(Repeats story released earlier on Thursday with no changes)
By Diane Bartz
WASHINGTON May 8 Comcast's plan to merge with
Time Warner Cable Inc is expected to face criticism from
an independent network, small and medium-sized cable operators
and a former Internet partner when U.S. lawmakers meet on
Thursday for a second time to discuss the controversial deal.
The House of Representatives Judiciary Committee's antitrust
panel will hear from Comcast Corp Executive Vice
President David Cohen.
The company argues its proposed $45 billion deal to merge
the No. 1 and No. 2 U.S. cable operators would not hurt
consumers since the companies overlap geographically in very few
Among the critics due to testify is Dave Schaeffer, CEO of
Cogent Communications Group Inc, which has been a
high-speed go-between for Netflix and Comcast.
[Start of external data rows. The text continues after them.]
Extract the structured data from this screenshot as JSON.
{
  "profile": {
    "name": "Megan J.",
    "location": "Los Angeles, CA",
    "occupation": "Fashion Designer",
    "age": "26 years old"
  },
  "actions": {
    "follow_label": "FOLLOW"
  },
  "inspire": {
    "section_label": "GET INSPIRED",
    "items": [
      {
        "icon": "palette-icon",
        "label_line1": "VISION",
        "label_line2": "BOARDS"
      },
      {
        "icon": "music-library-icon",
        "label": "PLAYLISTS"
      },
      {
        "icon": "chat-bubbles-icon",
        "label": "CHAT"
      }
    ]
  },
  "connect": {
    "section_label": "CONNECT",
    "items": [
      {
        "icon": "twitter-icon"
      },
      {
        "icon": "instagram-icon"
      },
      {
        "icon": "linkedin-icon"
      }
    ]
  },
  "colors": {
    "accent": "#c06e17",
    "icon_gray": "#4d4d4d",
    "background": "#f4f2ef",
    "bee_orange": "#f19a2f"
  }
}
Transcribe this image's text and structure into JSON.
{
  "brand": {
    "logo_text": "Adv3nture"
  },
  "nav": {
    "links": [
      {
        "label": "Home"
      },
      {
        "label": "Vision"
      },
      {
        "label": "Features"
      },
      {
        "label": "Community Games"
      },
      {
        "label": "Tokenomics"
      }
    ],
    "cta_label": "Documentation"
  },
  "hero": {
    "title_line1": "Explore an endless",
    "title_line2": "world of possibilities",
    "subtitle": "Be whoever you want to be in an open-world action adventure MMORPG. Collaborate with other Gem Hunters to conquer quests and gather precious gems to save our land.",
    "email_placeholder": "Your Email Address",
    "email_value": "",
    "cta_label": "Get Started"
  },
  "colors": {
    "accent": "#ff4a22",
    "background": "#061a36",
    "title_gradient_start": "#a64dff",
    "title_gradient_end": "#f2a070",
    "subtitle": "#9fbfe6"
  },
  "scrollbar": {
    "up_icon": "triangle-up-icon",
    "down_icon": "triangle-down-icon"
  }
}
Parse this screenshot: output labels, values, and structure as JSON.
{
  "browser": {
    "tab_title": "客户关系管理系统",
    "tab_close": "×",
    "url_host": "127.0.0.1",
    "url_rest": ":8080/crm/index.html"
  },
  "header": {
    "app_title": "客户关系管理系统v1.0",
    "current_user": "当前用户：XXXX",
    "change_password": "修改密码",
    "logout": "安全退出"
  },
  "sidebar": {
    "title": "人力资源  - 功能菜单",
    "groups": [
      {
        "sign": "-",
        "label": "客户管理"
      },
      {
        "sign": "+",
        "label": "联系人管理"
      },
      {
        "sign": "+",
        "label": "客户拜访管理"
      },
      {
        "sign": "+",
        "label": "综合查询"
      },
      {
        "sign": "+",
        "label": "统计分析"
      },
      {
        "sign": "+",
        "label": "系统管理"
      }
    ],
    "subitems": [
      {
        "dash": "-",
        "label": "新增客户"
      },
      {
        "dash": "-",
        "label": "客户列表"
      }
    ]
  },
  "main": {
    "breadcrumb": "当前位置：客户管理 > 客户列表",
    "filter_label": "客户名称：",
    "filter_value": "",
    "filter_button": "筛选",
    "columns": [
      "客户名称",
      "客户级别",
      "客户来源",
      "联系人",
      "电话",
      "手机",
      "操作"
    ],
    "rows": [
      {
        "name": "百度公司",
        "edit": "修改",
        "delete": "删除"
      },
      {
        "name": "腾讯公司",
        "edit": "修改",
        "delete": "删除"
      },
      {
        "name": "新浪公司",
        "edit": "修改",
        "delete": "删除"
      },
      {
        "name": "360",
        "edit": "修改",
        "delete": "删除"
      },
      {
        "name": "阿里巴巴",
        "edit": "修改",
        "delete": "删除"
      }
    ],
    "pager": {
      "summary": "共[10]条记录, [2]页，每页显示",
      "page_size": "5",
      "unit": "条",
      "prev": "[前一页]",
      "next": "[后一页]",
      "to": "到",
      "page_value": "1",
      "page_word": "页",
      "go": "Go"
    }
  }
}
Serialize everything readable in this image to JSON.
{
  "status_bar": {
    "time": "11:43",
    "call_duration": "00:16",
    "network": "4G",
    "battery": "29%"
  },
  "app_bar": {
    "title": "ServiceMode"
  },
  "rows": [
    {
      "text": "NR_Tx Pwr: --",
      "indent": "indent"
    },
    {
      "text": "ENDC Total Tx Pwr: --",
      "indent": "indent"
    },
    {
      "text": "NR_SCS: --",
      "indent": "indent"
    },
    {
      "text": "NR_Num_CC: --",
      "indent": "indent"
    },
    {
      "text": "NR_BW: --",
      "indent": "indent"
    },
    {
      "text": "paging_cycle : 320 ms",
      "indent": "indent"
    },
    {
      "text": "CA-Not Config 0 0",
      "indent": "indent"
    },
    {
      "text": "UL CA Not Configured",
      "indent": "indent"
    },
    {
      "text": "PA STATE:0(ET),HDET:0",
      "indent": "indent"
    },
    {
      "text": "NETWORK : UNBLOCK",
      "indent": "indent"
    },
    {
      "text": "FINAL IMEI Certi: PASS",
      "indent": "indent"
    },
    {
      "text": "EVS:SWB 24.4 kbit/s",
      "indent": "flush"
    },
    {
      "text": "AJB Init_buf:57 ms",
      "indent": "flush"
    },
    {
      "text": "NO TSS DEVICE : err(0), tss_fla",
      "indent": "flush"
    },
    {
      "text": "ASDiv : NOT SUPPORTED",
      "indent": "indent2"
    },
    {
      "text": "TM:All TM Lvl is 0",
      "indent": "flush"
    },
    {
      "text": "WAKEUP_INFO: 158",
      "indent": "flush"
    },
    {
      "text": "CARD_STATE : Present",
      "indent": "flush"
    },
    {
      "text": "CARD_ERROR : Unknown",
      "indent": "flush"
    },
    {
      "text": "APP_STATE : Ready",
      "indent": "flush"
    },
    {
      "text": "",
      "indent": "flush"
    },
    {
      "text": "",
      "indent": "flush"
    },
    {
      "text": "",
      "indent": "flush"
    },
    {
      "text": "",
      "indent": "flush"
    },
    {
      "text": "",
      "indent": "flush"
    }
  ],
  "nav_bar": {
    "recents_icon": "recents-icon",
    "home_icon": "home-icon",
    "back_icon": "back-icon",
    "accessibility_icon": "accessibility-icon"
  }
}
In February,
Netflix Inc agreed to pay Comcast an unknown sum to
Shaeffer said in prepared testimony that, after years of
free connections "Comcast demanded that Cogent enter into a
commercial relationship" to remedy Netflix's balky speed.
Shaeffer said Cogent offered to pay for some hardware costs,
but that Comcast had remained silent.
In Comcast's prepared testimony, Cohen argued that Netflix
chose the option of a direct connection and that such deals are
neither novel nor unusual.
Netflix has been critical of the agreement it made, with one
executive calling it "double-dipping" since Comcast customers
and Netflix both pay to have the movies and television shows
delivered to living rooms.
A second critic of the merger to testify will be Patrick
Gottsch, founder of Rural Media Group, whose RFD-TV channel
provides programs aimed at farmers and about rural living.
Gottsch complained that, after Comcast bought NBC Universal
in 2011, it dropped some television channels.
"Because there is no clear business reason to understand
Comcast's decision, we can only speculate that RFD-TV has become
competitive with Comcast's affiliated programming," Gottsch
wrote in his testimony.
The American Cable Association's Matthew Polka also worried
about video programming and urged the Justice Department and
Federal Communications Commission, which must review the deal,
to ensure Comcast does not raise prices or withhold shows from
Comcast said on April 28 that it was willing to divest
nearly four million subscribers to win approval for the deal.
That will leave Comcast with 29 million subscribers if the deal
The deal was reviewed by the Senate Judiciary Committee on
(Reporting by Diane Bartz. Editing by Ros Krasny and Andre